What is expected:
Copy the result of filtering the entries below for lines that include the string "sort".

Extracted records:
%%
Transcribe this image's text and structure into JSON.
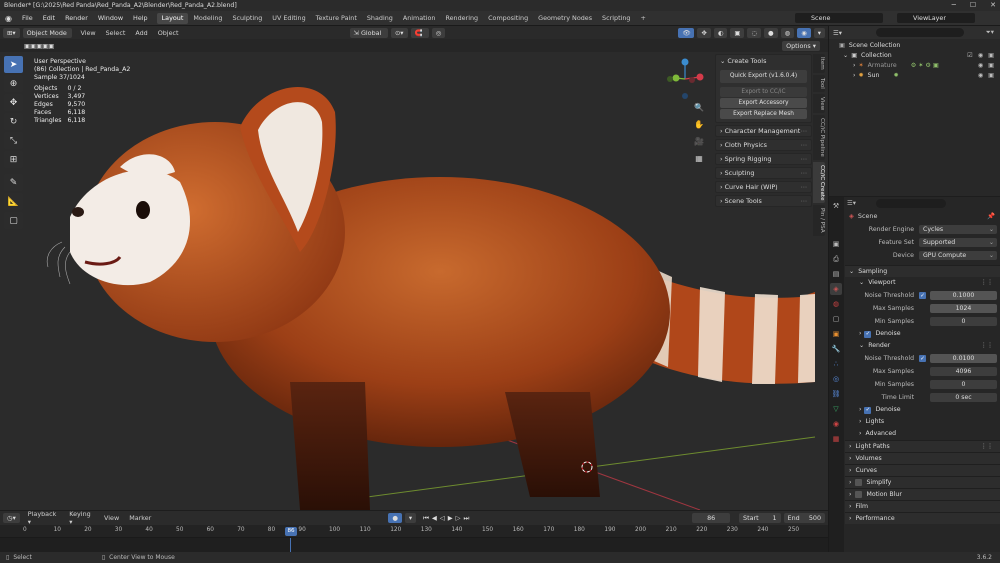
{
  "title": "Blender* [G:\\2025\\Red Panda\\Red_Panda_A2\\Blender\\Red_Panda_A2.blend]",
  "menu": [
    "File",
    "Edit",
    "Render",
    "Window",
    "Help"
  ],
  "workspaces": [
    "Layout",
    "Modeling",
    "Sculpting",
    "UV Editing",
    "Texture Paint",
    "Shading",
    "Animation",
    "Rendering",
    "Compositing",
    "Geometry Nodes",
    "Scripting"
  ],
  "active_workspace": "Layout",
  "scene_name": "Scene",
  "view_layer": "ViewLayer",
  "header": {
    "mode": "Object Mode",
    "view": "View",
    "select": "Select",
    "add": "Add",
    "object": "Object",
    "transform": "Global",
    "options": "Options"
  },
  "viewport": {
    "perspective": "User Perspective",
    "collection_line": "(86) Collection | Red_Panda_A2",
    "sample": "Sample 37/1024",
    "stats": [
      {
        "label": "Objects",
        "value": "0 / 2"
      },
      {
        "label": "Vertices",
        "value": "3,497"
      },
      {
        "label": "Edges",
        "value": "9,570"
      },
      {
        "label": "Faces",
        "value": "6,118"
      },
      {
        "label": "Triangles",
        "value": "6,118"
      }
    ]
  },
  "npanel": {
    "create_tools": "Create Tools",
    "quick_export": "Quick Export  (v1.6.0.4)",
    "export_cc": "Export to CC/iC",
    "export_accessory": "Export Accessory",
    "export_replace": "Export Replace Mesh",
    "sections": [
      "Character Management",
      "Cloth Physics",
      "Spring Rigging",
      "Sculpting",
      "Curve Hair (WIP)",
      "Scene Tools"
    ]
  },
  "side_tabs": [
    "Item",
    "Tool",
    "View",
    "CC/iC Pipeline",
    "CC/iC Create",
    "Pin / PSA"
  ],
  "timeline": {
    "playback": "Playback",
    "keying": "Keying",
    "view": "View",
    "marker": "Marker",
    "current_frame": "86",
    "start_label": "Start",
    "start": "1",
    "end_label": "End",
    "end": "500",
    "ticks": [
      "0",
      "10",
      "20",
      "30",
      "40",
      "50",
      "60",
      "70",
      "80",
      "90",
      "100",
      "110",
      "120",
      "130",
      "140",
      "150",
      "160",
      "170",
      "180",
      "190",
      "200",
      "210",
      "220",
      "230",
      "240",
      "250"
    ],
    "playhead": "86"
  },
  "statusbar": {
    "select": "Select",
    "center": "Center View to Mouse",
    "version": "3.6.2"
  },
  "outliner": {
    "root": "Scene Collection",
    "items": [
      {
        "name": "Collection",
        "indent": 1
      },
      {
        "name": "Armature",
        "indent": 2
      },
      {
        "name": "Sun",
        "indent": 2
      }
    ]
  },
  "properties": {
    "scene_label": "Scene",
    "render_engine_label": "Render Engine",
    "render_engine": "Cycles",
    "feature_set_label": "Feature Set",
    "feature_set": "Supported",
    "device_label": "Device",
    "device": "GPU Compute",
    "sampling": "Sampling",
    "viewport_label": "Viewport",
    "noise_threshold_label": "Noise Threshold",
    "vp_noise": "0.1000",
    "max_samples_label": "Max Samples",
    "vp_max": "1024",
    "min_samples_label": "Min Samples",
    "vp_min": "0",
    "denoise_label": "Denoise",
    "render_label": "Render",
    "r_noise": "0.0100",
    "r_max": "4096",
    "r_min": "0",
    "time_limit_label": "Time Limit",
    "time_limit": "0 sec",
    "lights": "Lights",
    "advanced": "Advanced",
    "sections": [
      "Light Paths",
      "Volumes",
      "Curves",
      "Simplify",
      "Motion Blur",
      "Film",
      "Performance"
    ]
  },
  "colors": {
    "accent": "#4772b3",
    "fur": "#b5501f",
    "bg": "#1d1d1d"
  }
}
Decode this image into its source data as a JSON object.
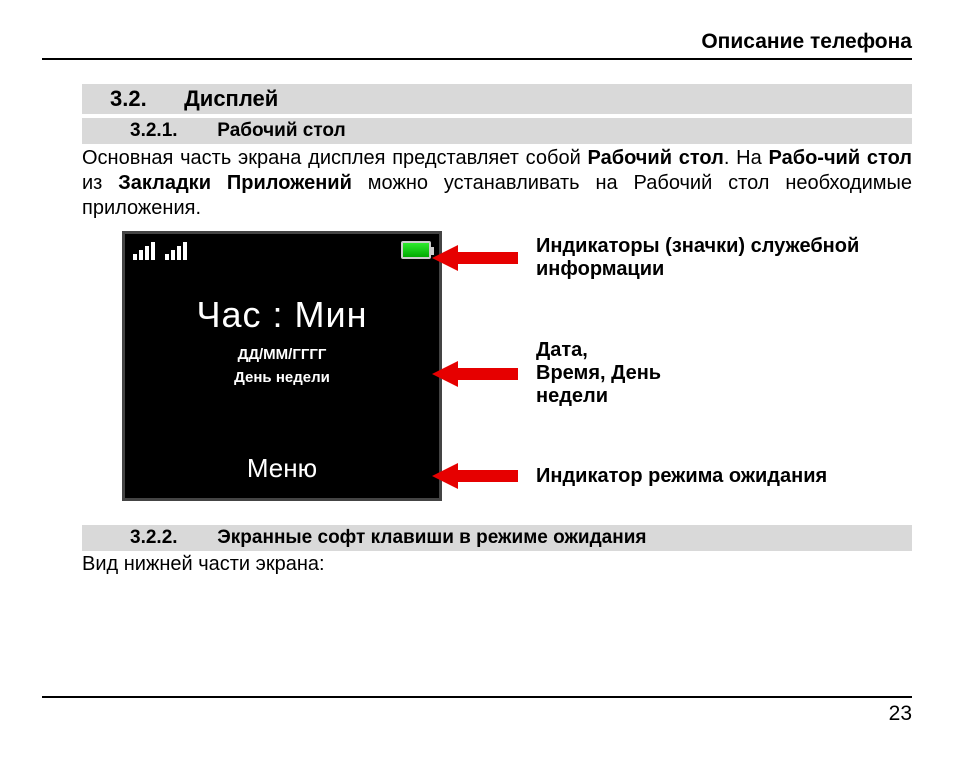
{
  "header": {
    "title": "Описание телефона"
  },
  "section": {
    "num": "3.2.",
    "title": "Дисплей",
    "sub1": {
      "num": "3.2.1.",
      "title": "Рабочий стол"
    },
    "sub2": {
      "num": "3.2.2.",
      "title": "Экранные софт клавиши в режиме ожидания"
    }
  },
  "paragraph": {
    "t1": "Основная часть экрана дисплея представляет собой ",
    "b1": "Рабочий стол",
    "t2": ". На ",
    "b2": "Рабо-чий стол",
    "t3": " из ",
    "b3": "Закладки Приложений",
    "t4": " можно устанавливать на Рабочий стол необходимые приложения."
  },
  "screen": {
    "clock": "Час : Мин",
    "date": "ДД/ММ/ГГГГ",
    "dow": "День недели",
    "menu": "Меню"
  },
  "callouts": {
    "c1": "Индикаторы (значки) служебной информации",
    "c2": "Дата,\nВремя, День\nнедели",
    "c3": "Индикатор режима ожидания"
  },
  "body2": "Вид нижней части экрана:",
  "page": "23"
}
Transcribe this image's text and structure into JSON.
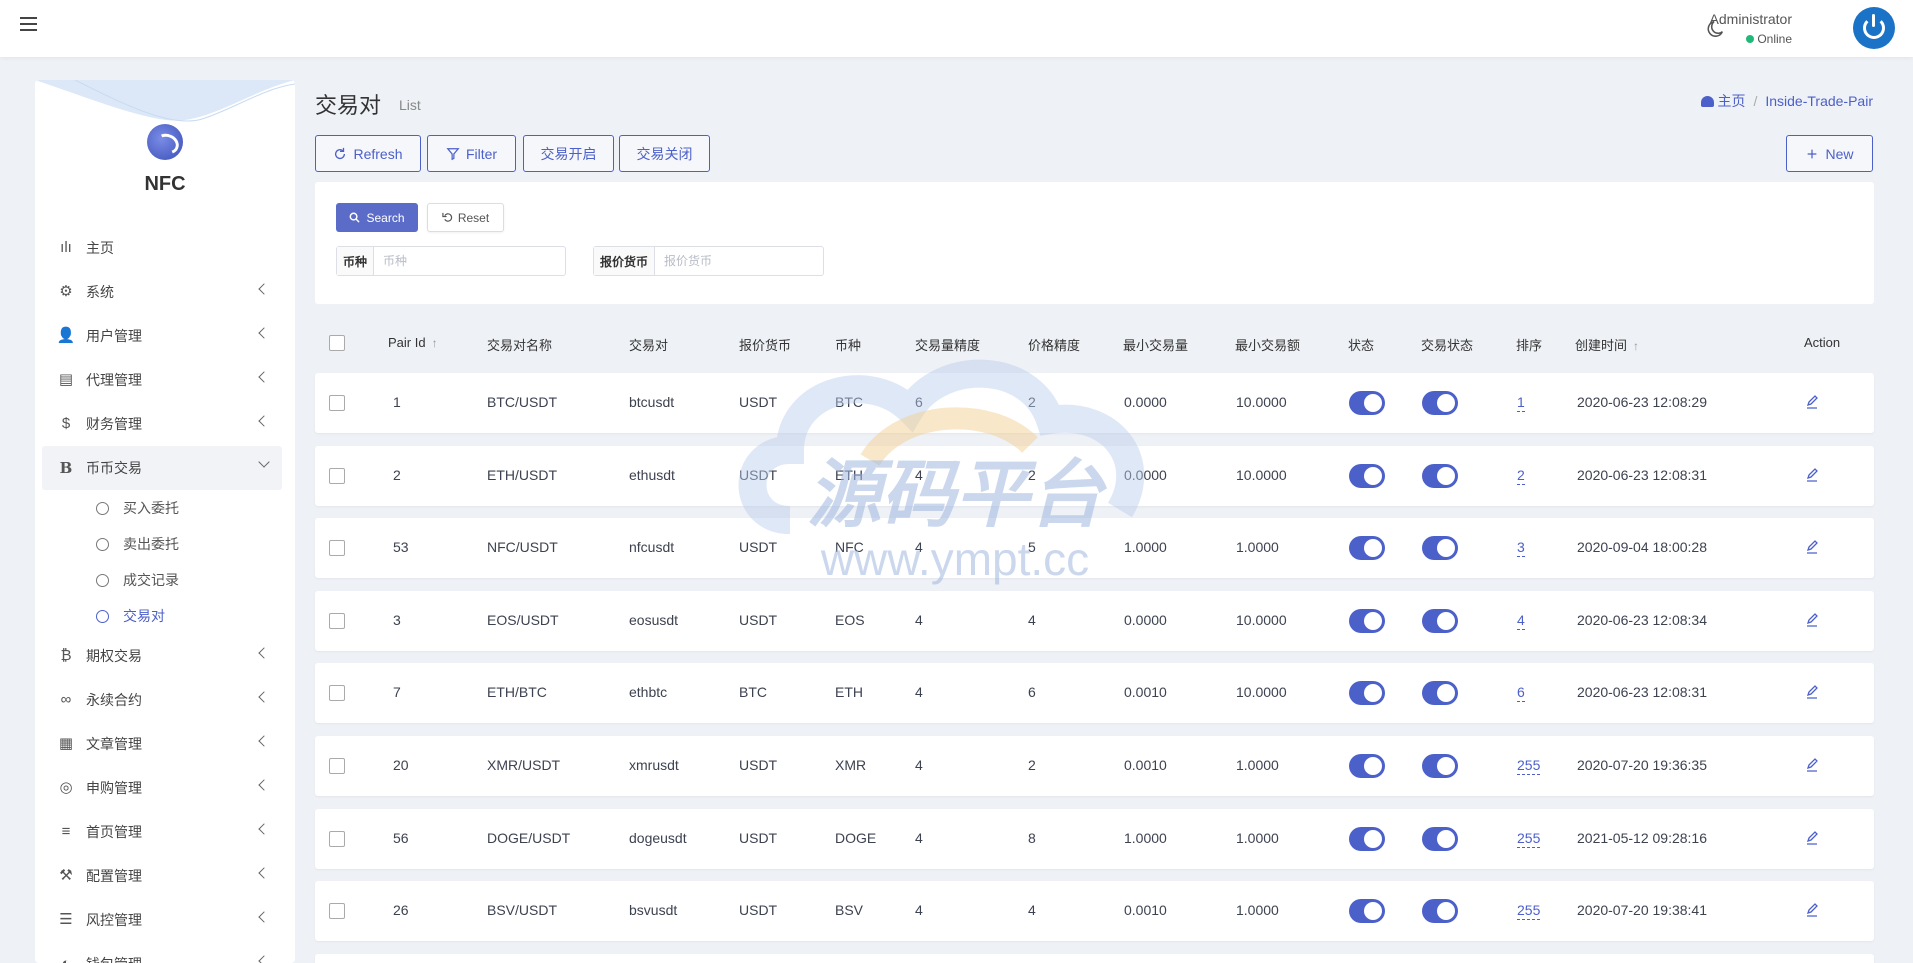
{
  "topbar": {
    "user_name": "Administrator",
    "user_status": "Online"
  },
  "sidebar": {
    "brand": "NFC",
    "items": [
      {
        "label": "主页",
        "icon": "bar-chart-icon",
        "arrow": false
      },
      {
        "label": "系统",
        "icon": "gear-icon",
        "arrow": true
      },
      {
        "label": "用户管理",
        "icon": "user-icon",
        "arrow": true
      },
      {
        "label": "代理管理",
        "icon": "id-card-icon",
        "arrow": true
      },
      {
        "label": "财务管理",
        "icon": "dollar-icon",
        "arrow": true
      },
      {
        "label": "币币交易",
        "icon": "bitcoin-b-icon",
        "arrow": true,
        "open": true
      }
    ],
    "sub_items": [
      {
        "label": "买入委托"
      },
      {
        "label": "卖出委托"
      },
      {
        "label": "成交记录"
      },
      {
        "label": "交易对",
        "active": true
      }
    ],
    "items_after": [
      {
        "label": "期权交易",
        "icon": "bitcoin-icon"
      },
      {
        "label": "永续合约",
        "icon": "link-icon"
      },
      {
        "label": "文章管理",
        "icon": "newspaper-icon"
      },
      {
        "label": "申购管理",
        "icon": "lifebuoy-icon"
      },
      {
        "label": "首页管理",
        "icon": "bars-icon"
      },
      {
        "label": "配置管理",
        "icon": "wrench-icon"
      },
      {
        "label": "风控管理",
        "icon": "list-icon"
      },
      {
        "label": "钱包管理",
        "icon": "wallet-icon"
      }
    ]
  },
  "header": {
    "title": "交易对",
    "subtitle": "List",
    "breadcrumb_home": "主页",
    "breadcrumb_current": "Inside-Trade-Pair"
  },
  "toolbar": {
    "refresh": "Refresh",
    "filter": "Filter",
    "open_trade": "交易开启",
    "close_trade": "交易关闭",
    "new": "New"
  },
  "search": {
    "search_label": "Search",
    "reset_label": "Reset",
    "field1_label": "币种",
    "field1_placeholder": "币种",
    "field2_label": "报价货币",
    "field2_placeholder": "报价货币"
  },
  "table": {
    "columns": [
      "Pair Id",
      "交易对名称",
      "交易对",
      "报价货币",
      "币种",
      "交易量精度",
      "价格精度",
      "最小交易量",
      "最小交易额",
      "状态",
      "交易状态",
      "排序",
      "创建时间",
      "Action"
    ],
    "rows": [
      {
        "id": "1",
        "name": "BTC/USDT",
        "symbol": "btcusdt",
        "quote": "USDT",
        "coin": "BTC",
        "vol_precision": "6",
        "price_precision": "2",
        "min_vol": "0.0000",
        "min_amount": "10.0000",
        "status": true,
        "trade_status": true,
        "sort": "1",
        "created": "2020-06-23 12:08:29"
      },
      {
        "id": "2",
        "name": "ETH/USDT",
        "symbol": "ethusdt",
        "quote": "USDT",
        "coin": "ETH",
        "vol_precision": "4",
        "price_precision": "2",
        "min_vol": "0.0000",
        "min_amount": "10.0000",
        "status": true,
        "trade_status": true,
        "sort": "2",
        "created": "2020-06-23 12:08:31"
      },
      {
        "id": "53",
        "name": "NFC/USDT",
        "symbol": "nfcusdt",
        "quote": "USDT",
        "coin": "NFC",
        "vol_precision": "4",
        "price_precision": "5",
        "min_vol": "1.0000",
        "min_amount": "1.0000",
        "status": true,
        "trade_status": true,
        "sort": "3",
        "created": "2020-09-04 18:00:28"
      },
      {
        "id": "3",
        "name": "EOS/USDT",
        "symbol": "eosusdt",
        "quote": "USDT",
        "coin": "EOS",
        "vol_precision": "4",
        "price_precision": "4",
        "min_vol": "0.0000",
        "min_amount": "10.0000",
        "status": true,
        "trade_status": true,
        "sort": "4",
        "created": "2020-06-23 12:08:34"
      },
      {
        "id": "7",
        "name": "ETH/BTC",
        "symbol": "ethbtc",
        "quote": "BTC",
        "coin": "ETH",
        "vol_precision": "4",
        "price_precision": "6",
        "min_vol": "0.0010",
        "min_amount": "10.0000",
        "status": true,
        "trade_status": true,
        "sort": "6",
        "created": "2020-06-23 12:08:31"
      },
      {
        "id": "20",
        "name": "XMR/USDT",
        "symbol": "xmrusdt",
        "quote": "USDT",
        "coin": "XMR",
        "vol_precision": "4",
        "price_precision": "2",
        "min_vol": "0.0010",
        "min_amount": "1.0000",
        "status": true,
        "trade_status": true,
        "sort": "255",
        "created": "2020-07-20 19:36:35"
      },
      {
        "id": "56",
        "name": "DOGE/USDT",
        "symbol": "dogeusdt",
        "quote": "USDT",
        "coin": "DOGE",
        "vol_precision": "4",
        "price_precision": "8",
        "min_vol": "1.0000",
        "min_amount": "1.0000",
        "status": true,
        "trade_status": true,
        "sort": "255",
        "created": "2021-05-12 09:28:16"
      },
      {
        "id": "26",
        "name": "BSV/USDT",
        "symbol": "bsvusdt",
        "quote": "USDT",
        "coin": "BSV",
        "vol_precision": "4",
        "price_precision": "4",
        "min_vol": "0.0010",
        "min_amount": "1.0000",
        "status": true,
        "trade_status": true,
        "sort": "255",
        "created": "2020-07-20 19:38:41"
      }
    ]
  },
  "watermark": {
    "title": "源码平台",
    "url": "www.ympt.cc"
  },
  "colors": {
    "accent": "#4c60c9",
    "online": "#21b978",
    "background": "#eef1f6"
  }
}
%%
Solution for this task:
        "sort": "1",
        "sort": "2",
        "sort": "3",
        "sort": "4",
        "sort": "6",
        "sort": "255",
        "sort": "255",
        "sort": "255",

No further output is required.